MLive has a recap:
The points for both sides of the debate are fairly simple. The state argues that voters made a rational decision in banning gay marriage “to encourage the raising of children by a man and a woman.” Attorneys for DeBoer and Rowse argue that numerous studies indicate same-sex parents are just as successful in raising healthy children as heterosexual parents.
Further, they argue, despite the 2004 vote, the law violates the couple’s civil rights. “It’s always mind boggling to me how people don’t look back in history at so many examples at other human rights battles and see a connection,” said Krista Contreras, 30 of Royal Oak, a gay marriage supporter who attended with her Vermont-married wife, Jami Contreras, 29. “At what point are people going to make that connection and understand that these are people and these are human rights.”
Protesters for both sides were outside the court house:
The day began with dozens of gay marriage opponents picketing the entrance to the federal courthouse in Detroit. Among them walked a smaller number of same-sex marriage supporters. “I peacefully protest in favor of Biblical marriage,” and “We support traditional marriage, one man-one woman,” were among the signs carried. The two groups protested peacefully without any clashes.
Many of the protesters came from Free Will Baptist Church in Ypsilanti. Gay marriage opponent Christine Weick, who drove to Detroit from Hopkins in southwest Michigan, became frustrated when she attended a hearing in October and was the lone dissenter. She said the wife of the pastor at Free Will Baptist Church saw a “frustrated” message she posted on Facebook and mobilized the congregation. “If it takes two weeks, I’ll be here every day,” Weick said Tuesday. “The Lord needs a voice.”
It’s a little sad that these folks have so much time to protest to try to block the rights of others.
The now-infamous Mark Regnerus is one of the state’s witnesses.
Time Magazine reports:
Mark Regnerus, a sociologist at the University of Texas, is among the state’s witnesses. In 2012, he published a study in an academic journal, saying young adults with a parent who had a same-sex relationship were more likely to experience unemployment and other social woes. He later acknowledged that his study didn’t look at children raised by stable same-sex couples.
And yet, even though his study has been widely discredited, it’s used again and again by marriage equity foes – because that’s all they have.
They also cited the oft-used “will of the majority”.
USA Today reports:
But during their opening statement, attorneys for the state argued that Michigan voters addressed this issue already — they banned gay marriage in 2004 — and their decision should stand. “This case is about one thing: the will of the people. … And the people of Michigan have already decided that marriage is one man and one woman,” said state attorney Kristin Heyse. “Plaintiffs may claim that voters were irrational or ignorant. That’s simply not the case … This was not the whim of a few, but the vote of a majority.”
And if the “majority” wanted to re-instate slavery? Or put the Japanese in internment camps? Or…?
Testimony will resume today. CBS Detroit reports:

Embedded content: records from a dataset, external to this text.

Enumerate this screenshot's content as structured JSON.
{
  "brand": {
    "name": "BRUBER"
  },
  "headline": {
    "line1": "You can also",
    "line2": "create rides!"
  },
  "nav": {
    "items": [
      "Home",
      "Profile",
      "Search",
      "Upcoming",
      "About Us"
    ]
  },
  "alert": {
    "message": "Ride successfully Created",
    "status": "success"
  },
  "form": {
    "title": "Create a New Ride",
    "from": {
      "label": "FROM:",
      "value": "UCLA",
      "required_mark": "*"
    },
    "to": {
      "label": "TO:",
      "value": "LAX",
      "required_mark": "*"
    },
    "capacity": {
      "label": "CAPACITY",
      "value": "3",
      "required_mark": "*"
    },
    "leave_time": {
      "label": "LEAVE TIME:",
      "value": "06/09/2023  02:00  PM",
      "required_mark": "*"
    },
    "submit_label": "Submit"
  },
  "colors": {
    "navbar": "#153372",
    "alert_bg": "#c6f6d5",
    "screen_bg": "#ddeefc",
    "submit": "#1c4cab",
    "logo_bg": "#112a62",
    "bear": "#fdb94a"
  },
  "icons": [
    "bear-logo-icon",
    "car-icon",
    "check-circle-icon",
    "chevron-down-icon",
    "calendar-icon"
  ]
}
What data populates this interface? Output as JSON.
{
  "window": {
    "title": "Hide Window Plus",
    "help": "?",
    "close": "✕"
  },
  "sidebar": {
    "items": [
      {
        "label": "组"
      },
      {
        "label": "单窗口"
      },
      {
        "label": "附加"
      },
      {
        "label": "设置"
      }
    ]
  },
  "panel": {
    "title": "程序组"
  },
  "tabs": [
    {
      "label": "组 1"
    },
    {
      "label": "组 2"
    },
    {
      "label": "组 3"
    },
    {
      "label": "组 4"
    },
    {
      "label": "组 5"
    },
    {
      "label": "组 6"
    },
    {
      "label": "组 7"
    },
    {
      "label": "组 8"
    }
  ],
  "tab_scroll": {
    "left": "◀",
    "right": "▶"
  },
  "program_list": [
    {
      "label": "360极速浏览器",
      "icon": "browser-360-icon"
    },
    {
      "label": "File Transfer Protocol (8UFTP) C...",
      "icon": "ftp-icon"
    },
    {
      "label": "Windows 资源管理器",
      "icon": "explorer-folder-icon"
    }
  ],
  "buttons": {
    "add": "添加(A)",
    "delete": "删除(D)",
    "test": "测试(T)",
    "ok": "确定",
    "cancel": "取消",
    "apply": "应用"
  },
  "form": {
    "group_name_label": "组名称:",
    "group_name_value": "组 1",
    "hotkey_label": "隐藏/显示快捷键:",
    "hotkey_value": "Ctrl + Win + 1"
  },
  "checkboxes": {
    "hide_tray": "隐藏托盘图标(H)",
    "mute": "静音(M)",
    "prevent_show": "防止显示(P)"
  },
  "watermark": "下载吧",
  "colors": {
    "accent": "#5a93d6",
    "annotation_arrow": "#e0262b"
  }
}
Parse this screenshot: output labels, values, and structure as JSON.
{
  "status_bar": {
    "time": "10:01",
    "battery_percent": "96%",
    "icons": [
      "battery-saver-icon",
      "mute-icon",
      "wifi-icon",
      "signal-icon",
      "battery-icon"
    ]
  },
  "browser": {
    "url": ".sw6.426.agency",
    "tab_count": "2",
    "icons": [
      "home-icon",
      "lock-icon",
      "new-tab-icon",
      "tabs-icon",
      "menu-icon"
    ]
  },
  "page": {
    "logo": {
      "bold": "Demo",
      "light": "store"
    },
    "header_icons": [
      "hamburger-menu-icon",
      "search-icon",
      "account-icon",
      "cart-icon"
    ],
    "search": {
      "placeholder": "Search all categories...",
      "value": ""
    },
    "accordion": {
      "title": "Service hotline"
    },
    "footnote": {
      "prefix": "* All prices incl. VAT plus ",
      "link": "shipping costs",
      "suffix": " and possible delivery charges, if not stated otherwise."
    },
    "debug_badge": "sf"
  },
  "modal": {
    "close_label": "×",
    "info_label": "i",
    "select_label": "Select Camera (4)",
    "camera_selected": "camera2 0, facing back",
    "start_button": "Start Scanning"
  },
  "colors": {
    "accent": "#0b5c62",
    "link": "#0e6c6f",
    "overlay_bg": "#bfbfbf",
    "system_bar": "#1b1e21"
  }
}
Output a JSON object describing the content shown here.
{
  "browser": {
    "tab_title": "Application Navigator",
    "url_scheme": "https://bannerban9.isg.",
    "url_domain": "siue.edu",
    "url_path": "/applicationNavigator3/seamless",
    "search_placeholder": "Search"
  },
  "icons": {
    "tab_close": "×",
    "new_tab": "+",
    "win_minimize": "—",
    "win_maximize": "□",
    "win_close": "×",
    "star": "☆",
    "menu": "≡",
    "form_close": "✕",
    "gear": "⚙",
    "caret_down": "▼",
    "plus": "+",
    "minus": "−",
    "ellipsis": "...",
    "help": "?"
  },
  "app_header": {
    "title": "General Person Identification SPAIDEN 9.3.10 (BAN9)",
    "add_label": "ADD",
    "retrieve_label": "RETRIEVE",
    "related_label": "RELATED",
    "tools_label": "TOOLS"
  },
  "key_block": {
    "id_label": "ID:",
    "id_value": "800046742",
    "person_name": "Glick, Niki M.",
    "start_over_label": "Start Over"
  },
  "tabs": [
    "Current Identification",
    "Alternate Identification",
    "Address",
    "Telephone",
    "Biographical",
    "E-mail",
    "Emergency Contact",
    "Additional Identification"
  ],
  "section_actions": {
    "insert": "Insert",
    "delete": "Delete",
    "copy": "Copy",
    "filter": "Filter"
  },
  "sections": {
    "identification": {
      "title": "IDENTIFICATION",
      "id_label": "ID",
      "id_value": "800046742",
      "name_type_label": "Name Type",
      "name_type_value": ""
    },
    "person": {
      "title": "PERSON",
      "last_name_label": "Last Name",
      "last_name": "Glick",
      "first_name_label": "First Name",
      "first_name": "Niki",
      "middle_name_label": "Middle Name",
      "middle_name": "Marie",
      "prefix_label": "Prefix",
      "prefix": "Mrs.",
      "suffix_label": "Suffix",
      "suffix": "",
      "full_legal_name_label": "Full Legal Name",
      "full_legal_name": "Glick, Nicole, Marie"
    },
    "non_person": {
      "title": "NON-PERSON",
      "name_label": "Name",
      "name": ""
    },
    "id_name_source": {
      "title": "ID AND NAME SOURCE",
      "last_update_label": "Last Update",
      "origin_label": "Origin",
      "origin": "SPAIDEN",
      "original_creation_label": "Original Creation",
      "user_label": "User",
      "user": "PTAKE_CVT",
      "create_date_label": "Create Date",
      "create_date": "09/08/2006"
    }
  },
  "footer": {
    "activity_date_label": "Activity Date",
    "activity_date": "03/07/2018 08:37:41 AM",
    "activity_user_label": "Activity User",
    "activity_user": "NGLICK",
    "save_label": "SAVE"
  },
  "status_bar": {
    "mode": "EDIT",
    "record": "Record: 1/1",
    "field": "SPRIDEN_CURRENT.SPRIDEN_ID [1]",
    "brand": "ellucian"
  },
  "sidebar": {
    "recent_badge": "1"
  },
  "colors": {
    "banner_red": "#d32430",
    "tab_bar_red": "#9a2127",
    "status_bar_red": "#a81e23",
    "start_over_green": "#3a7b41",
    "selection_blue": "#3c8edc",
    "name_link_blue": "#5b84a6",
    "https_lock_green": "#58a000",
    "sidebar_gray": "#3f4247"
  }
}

A Stanford University professor is returning to the witness stand in a trial testing Michigan’s ban on gay marriage. Michael Rosenfeld will be cross-examined Wednesday in Detroit federal court. He says he’s looked at national census data of children living with same-sex parents and finds their progress through school is the same as kids with heterosexual parents. Two weeks have been set aside for testimony in a landmark trial that could overturn Michigan’s ban on gay marriage, the latest in a series of marriage-equality challenges across the country.
We have the facts and love on our side. They have nothing but half-baked studies, “tradition”, and a strong feeling of “eeeew” about LGBT Americans on theirs.